YOUR GOAL: Exactly as given, write out all the entries again.

Dataset rows describing interfaces:
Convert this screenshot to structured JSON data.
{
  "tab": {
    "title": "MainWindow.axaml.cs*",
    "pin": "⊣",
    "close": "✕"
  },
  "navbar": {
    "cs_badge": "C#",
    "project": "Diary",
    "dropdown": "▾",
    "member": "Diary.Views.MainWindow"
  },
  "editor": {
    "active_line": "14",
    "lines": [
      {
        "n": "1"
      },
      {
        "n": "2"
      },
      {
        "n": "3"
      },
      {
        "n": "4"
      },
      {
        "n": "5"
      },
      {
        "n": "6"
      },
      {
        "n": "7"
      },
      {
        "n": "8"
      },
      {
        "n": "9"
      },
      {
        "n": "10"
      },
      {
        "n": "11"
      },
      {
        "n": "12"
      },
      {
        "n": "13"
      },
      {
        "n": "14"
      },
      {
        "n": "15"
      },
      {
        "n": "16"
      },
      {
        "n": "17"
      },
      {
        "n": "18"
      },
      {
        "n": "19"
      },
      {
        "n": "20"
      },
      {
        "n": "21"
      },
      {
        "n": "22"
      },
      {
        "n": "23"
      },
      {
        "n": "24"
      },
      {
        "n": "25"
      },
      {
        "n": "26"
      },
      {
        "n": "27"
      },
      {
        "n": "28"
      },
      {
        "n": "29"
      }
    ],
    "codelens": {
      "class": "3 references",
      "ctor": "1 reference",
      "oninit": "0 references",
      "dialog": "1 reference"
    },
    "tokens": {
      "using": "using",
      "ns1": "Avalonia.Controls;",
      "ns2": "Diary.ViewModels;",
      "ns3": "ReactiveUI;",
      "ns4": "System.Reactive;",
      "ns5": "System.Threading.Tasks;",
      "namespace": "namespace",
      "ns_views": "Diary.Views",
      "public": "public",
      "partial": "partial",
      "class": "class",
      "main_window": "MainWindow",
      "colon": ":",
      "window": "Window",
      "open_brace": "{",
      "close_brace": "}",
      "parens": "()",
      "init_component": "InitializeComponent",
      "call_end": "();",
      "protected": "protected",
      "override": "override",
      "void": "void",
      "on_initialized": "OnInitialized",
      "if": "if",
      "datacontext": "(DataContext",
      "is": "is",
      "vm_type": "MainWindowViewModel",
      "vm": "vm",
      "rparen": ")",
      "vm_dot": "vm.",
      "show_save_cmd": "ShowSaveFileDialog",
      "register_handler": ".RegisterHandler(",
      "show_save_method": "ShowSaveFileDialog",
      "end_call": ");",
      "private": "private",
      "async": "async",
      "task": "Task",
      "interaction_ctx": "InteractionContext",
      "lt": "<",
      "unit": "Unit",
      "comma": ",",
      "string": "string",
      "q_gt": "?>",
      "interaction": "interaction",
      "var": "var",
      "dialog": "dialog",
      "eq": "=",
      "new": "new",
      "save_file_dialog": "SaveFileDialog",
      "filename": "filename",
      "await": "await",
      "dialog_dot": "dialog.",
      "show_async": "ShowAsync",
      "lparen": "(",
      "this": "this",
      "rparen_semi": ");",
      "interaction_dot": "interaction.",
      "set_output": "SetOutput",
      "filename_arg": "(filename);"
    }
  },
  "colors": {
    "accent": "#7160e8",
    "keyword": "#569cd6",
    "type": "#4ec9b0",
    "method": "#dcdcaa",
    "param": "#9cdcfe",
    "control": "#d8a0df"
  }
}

ANSWER BOX:
Convert this screenshot to structured JSON data.
{
  "tab": {
    "title": "MainWindow.axaml.cs*",
    "pin": "⊣",
    "close": "✕"
  },
  "navbar": {
    "cs_badge": "C#",
    "project": "Diary",
    "dropdown": "▾",
    "member": "Diary.Views.MainWindow"
  },
  "editor": {
    "active_line": "14",
    "lines": [
      {
        "n": "1"
      },
      {
        "n": "2"
      },
      {
        "n": "3"
      },
      {
        "n": "4"
      },
      {
        "n": "5"
      },
      {
        "n": "6"
      },
      {
        "n": "7"
      },
      {
        "n": "8"
      },
      {
        "n": "9"
      },
      {
        "n": "10"
      },
      {
        "n": "11"
      },
      {
        "n": "12"
      },
      {
        "n": "13"
      },
      {
        "n": "14"
      },
      {
        "n": "15"
      },
      {
        "n": "16"
      },
      {
        "n": "17"
      },
      {
        "n": "18"
      },
      {
        "n": "19"
      },
      {
        "n": "20"
      },
      {
        "n": "21"
      },
      {
        "n": "22"
      },
      {
        "n": "23"
      },
      {
        "n": "24"
      },
      {
        "n": "25"
      },
      {
        "n": "26"
      },
      {
        "n": "27"
      },
      {
        "n": "28"
      },
      {
        "n": "29"
      }
    ],
    "codelens": {
      "class": "3 references",
      "ctor": "1 reference",
      "oninit": "0 references",
      "dialog": "1 reference"
    },
    "tokens": {
      "using": "using",
      "ns1": "Avalonia.Controls;",
      "ns2": "Diary.ViewModels;",
      "ns3": "ReactiveUI;",
      "ns4": "System.Reactive;",
      "ns5": "System.Threading.Tasks;",
      "namespace": "namespace",
      "ns_views": "Diary.Views",
      "public": "public",
      "partial": "partial",
      "class": "class",
      "main_window": "MainWindow",
      "colon": ":",
      "window": "Window",
      "open_brace": "{",
      "close_brace": "}",
      "parens": "()",
      "init_component": "InitializeComponent",
      "call_end": "();",
      "protected": "protected",
      "override": "override",
      "void": "void",
      "on_initialized": "OnInitialized",
      "if": "if",
      "datacontext": "(DataContext",
      "is": "is",
      "vm_type": "MainWindowViewModel",
      "vm": "vm",
      "rparen": ")",
      "vm_dot": "vm.",
      "show_save_cmd": "ShowSaveFileDialog",
      "register_handler": ".RegisterHandler(",
      "show_save_method": "ShowSaveFileDialog",
      "end_call": ");",
      "private": "private",
      "async": "async",
      "task": "Task",
      "interaction_ctx": "InteractionContext",
      "lt": "<",
      "unit": "Unit",
      "comma": ",",
      "string": "string",
      "q_gt": "?>",
      "interaction": "interaction",
      "var": "var",
      "dialog": "dialog",
      "eq": "=",
      "new": "new",
      "save_file_dialog": "SaveFileDialog",
      "filename": "filename",
      "await": "await",
      "dialog_dot": "dialog.",
      "show_async": "ShowAsync",
      "lparen": "(",
      "this": "this",
      "rparen_semi": ");",
      "interaction_dot": "interaction.",
      "set_output": "SetOutput",
      "filename_arg": "(filename);"
    }
  },
  "colors": {
    "accent": "#7160e8",
    "keyword": "#569cd6",
    "type": "#4ec9b0",
    "method": "#dcdcaa",
    "param": "#9cdcfe",
    "control": "#d8a0df"
  }
}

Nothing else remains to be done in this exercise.